___ Data for review

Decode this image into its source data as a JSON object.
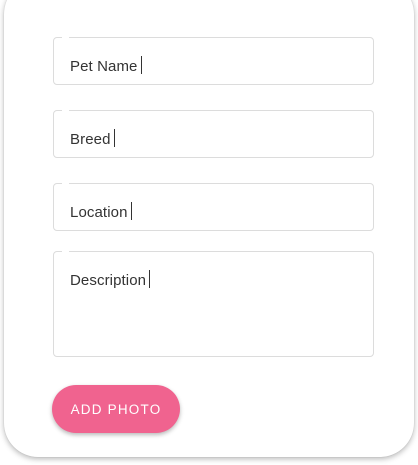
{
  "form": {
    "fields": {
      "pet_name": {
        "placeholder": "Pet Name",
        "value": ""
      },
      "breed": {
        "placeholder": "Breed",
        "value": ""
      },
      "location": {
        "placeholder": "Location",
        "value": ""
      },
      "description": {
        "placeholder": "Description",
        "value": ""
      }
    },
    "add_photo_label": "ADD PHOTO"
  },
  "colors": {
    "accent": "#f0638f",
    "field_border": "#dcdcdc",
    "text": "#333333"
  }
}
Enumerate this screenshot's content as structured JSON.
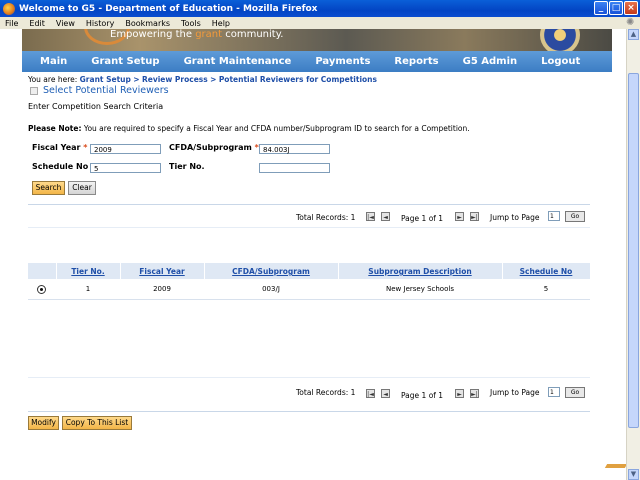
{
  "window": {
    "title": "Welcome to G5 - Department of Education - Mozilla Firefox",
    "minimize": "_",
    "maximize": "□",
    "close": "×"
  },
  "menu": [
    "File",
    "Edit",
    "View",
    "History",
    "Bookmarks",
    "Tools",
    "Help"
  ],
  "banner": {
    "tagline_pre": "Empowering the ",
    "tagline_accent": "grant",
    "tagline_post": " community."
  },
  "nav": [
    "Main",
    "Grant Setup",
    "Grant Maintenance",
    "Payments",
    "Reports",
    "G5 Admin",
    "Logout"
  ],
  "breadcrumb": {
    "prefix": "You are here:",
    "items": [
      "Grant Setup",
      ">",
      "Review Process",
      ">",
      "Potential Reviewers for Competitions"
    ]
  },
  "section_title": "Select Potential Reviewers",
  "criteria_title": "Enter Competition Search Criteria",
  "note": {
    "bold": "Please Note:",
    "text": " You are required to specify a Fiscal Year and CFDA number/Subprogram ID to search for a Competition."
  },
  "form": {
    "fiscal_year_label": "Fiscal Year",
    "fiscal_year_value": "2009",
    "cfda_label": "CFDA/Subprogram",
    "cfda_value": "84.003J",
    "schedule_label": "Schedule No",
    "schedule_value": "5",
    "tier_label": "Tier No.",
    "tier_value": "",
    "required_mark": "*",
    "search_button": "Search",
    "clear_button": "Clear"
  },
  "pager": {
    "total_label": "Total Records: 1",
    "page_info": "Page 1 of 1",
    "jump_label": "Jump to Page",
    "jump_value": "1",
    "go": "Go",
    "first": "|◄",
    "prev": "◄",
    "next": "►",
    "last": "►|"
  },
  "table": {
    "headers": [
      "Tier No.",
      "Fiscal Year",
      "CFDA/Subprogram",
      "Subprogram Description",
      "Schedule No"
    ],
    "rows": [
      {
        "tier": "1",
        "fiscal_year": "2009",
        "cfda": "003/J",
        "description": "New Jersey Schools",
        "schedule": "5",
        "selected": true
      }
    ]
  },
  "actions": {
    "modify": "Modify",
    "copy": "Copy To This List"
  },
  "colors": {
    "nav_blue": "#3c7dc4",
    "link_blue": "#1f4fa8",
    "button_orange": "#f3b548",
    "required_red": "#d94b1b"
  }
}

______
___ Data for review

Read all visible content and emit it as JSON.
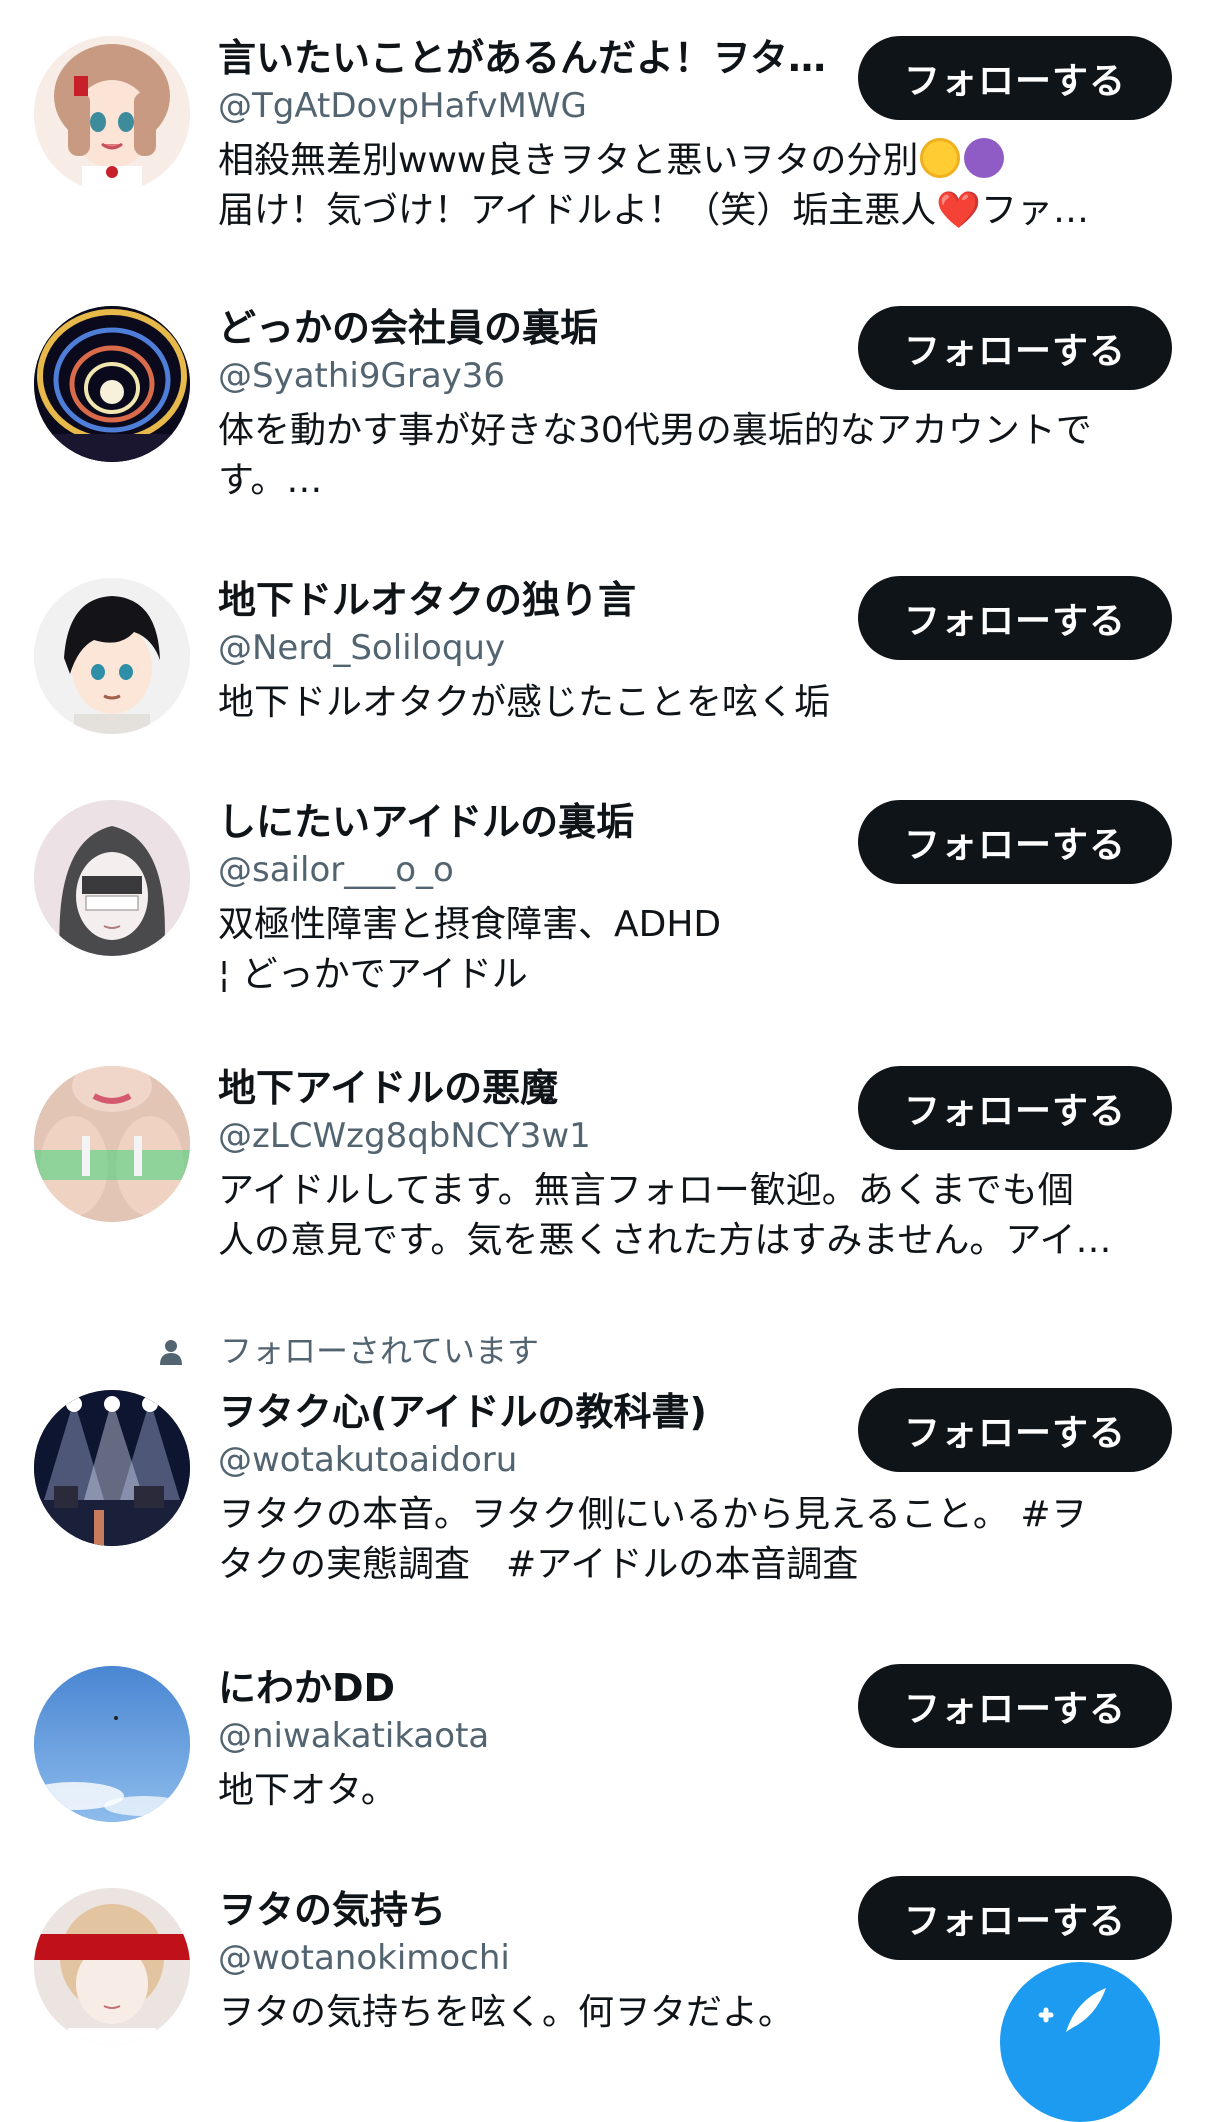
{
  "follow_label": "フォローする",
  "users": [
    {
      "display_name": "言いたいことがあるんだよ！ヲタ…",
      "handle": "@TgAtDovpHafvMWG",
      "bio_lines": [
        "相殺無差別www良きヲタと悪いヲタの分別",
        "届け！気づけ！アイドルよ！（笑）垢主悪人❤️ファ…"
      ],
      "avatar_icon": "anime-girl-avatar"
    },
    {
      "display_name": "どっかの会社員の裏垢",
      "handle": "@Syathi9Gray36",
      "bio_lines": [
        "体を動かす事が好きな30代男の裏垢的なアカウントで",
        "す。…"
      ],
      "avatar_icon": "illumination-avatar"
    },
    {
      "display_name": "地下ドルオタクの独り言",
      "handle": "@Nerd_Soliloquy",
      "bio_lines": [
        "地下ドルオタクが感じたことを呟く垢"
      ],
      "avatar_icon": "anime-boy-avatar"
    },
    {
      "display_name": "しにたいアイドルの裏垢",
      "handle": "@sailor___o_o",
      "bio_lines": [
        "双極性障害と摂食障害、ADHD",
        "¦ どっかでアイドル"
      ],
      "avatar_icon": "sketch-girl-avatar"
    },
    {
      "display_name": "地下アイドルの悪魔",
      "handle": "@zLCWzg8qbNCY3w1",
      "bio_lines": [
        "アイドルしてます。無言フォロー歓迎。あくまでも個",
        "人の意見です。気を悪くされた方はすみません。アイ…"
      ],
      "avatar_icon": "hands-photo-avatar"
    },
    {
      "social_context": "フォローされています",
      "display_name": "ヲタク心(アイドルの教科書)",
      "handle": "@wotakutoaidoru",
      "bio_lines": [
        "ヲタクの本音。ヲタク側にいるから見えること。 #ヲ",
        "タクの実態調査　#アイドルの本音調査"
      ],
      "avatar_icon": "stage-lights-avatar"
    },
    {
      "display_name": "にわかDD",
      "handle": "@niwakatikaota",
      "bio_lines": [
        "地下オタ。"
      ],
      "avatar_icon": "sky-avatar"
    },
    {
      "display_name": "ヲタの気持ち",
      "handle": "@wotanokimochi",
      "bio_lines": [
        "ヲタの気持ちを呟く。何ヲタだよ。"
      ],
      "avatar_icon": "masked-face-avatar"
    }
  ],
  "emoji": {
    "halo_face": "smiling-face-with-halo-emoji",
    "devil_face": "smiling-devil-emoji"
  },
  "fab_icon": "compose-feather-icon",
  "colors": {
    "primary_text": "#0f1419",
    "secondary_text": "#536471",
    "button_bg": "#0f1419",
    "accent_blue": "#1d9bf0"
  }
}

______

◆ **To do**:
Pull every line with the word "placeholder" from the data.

◆ **Expected answer**:
        "placeholder": "Pet Name",
        "placeholder": "Breed",
        "placeholder": "Location",
        "placeholder": "Description",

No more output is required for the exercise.